People enjoy, appreciate, adore, and admonish music. Music creators (musicians) can tend to be a quirky breed. It turns out that this is scientifically backed: music has an effect on your mind in the creating, playing and listening. Many studies in neuroscience back the idea that music is like “medicine to the mind“. Like the pharmaceuticals dispensed by medical doctors, the results of this musical administration seem to vary from person to person. Like the warning of “harmful side-effects”, music has its positive and negative influences on the feelings and behavior of people.
Music is mood-altering, mind-altering, body enlivening, stress-reducing and mentally relaxing for many people. It has been shown to have benefits in the healing process. Bottom line: music is really cool.

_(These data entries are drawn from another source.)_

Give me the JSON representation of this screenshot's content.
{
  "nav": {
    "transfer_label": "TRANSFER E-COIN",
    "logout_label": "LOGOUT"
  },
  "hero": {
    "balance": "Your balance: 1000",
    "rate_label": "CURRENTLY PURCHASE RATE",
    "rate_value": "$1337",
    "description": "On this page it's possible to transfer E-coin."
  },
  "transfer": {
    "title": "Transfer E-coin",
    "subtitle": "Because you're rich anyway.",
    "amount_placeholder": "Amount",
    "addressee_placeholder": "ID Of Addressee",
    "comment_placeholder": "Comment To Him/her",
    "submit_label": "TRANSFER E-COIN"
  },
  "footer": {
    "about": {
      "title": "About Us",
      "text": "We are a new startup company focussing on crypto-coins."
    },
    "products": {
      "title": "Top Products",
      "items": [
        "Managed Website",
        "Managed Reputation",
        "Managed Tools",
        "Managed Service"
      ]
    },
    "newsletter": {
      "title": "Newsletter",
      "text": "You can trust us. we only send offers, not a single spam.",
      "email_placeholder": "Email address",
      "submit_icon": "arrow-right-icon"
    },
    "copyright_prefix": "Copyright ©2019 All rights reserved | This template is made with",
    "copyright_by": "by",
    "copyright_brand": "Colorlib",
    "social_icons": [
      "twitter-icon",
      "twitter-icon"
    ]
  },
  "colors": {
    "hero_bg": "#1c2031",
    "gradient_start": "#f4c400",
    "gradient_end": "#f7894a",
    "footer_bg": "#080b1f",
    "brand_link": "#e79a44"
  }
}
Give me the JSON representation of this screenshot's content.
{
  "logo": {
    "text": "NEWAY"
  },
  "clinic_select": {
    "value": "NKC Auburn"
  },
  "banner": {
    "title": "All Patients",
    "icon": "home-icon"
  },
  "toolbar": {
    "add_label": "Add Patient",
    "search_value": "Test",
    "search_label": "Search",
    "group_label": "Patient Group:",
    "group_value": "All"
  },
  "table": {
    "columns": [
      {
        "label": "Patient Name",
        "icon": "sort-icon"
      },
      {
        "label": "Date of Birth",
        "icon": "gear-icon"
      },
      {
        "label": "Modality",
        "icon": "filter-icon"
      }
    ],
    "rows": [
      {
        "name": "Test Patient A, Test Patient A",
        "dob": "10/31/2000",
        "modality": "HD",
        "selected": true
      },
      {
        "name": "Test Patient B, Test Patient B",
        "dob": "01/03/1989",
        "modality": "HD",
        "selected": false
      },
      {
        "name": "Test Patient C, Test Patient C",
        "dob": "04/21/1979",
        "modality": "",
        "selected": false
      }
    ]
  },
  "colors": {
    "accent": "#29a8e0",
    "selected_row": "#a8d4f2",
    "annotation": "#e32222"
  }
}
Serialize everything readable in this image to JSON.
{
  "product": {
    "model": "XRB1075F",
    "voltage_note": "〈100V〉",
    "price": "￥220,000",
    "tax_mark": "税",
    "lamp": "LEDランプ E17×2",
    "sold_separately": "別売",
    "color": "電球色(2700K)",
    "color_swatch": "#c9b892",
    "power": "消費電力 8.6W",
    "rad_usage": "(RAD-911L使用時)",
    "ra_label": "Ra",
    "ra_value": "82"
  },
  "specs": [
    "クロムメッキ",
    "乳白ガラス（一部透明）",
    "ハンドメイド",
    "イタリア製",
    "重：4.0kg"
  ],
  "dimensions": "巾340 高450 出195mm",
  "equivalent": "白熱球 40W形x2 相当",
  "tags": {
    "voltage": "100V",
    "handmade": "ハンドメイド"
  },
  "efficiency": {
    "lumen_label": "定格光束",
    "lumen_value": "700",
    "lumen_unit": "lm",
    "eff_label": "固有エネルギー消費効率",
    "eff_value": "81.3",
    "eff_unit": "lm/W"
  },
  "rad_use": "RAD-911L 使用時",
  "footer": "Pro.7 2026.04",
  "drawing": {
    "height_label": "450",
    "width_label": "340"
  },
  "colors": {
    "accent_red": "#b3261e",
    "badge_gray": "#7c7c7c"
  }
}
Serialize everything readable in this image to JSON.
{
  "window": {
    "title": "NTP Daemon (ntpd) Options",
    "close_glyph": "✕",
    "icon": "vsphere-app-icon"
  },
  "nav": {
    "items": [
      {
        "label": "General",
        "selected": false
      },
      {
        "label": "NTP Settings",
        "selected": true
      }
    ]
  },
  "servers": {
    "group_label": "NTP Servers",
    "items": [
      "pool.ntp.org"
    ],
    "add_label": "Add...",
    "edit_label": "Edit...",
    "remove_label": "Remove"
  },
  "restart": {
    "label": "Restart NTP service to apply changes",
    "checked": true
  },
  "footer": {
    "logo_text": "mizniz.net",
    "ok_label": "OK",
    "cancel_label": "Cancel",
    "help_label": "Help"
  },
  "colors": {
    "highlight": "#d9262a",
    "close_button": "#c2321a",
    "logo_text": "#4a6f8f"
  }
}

(And I will do my best to avoid the “classical vs. rock” arguments that I encounter occasionally. I don’t think this delineation is as clear cut as some would like to think. It’s hard enough to define what “classical” and “rock” are, let alone their neurological-influence differences. Yes, I know there have been studies on the subject and they’ve been repeatedly debunked as well. Moving on…)
Want to know more? A little light reading.
- Wonderful podcast on various positive effects of music
- More on the effects of music
- My friend Jennifer Warters on vocal toning and it’s potential impact
- A PBS series on the instinctiveness of music in humans
Wonderful news that our intuition about music is so on target…
Meanwhile, it’s also okay if you just want to listen to music for fun. 😉
(It is possible that the author has used sarcasm somewhere in this essay.)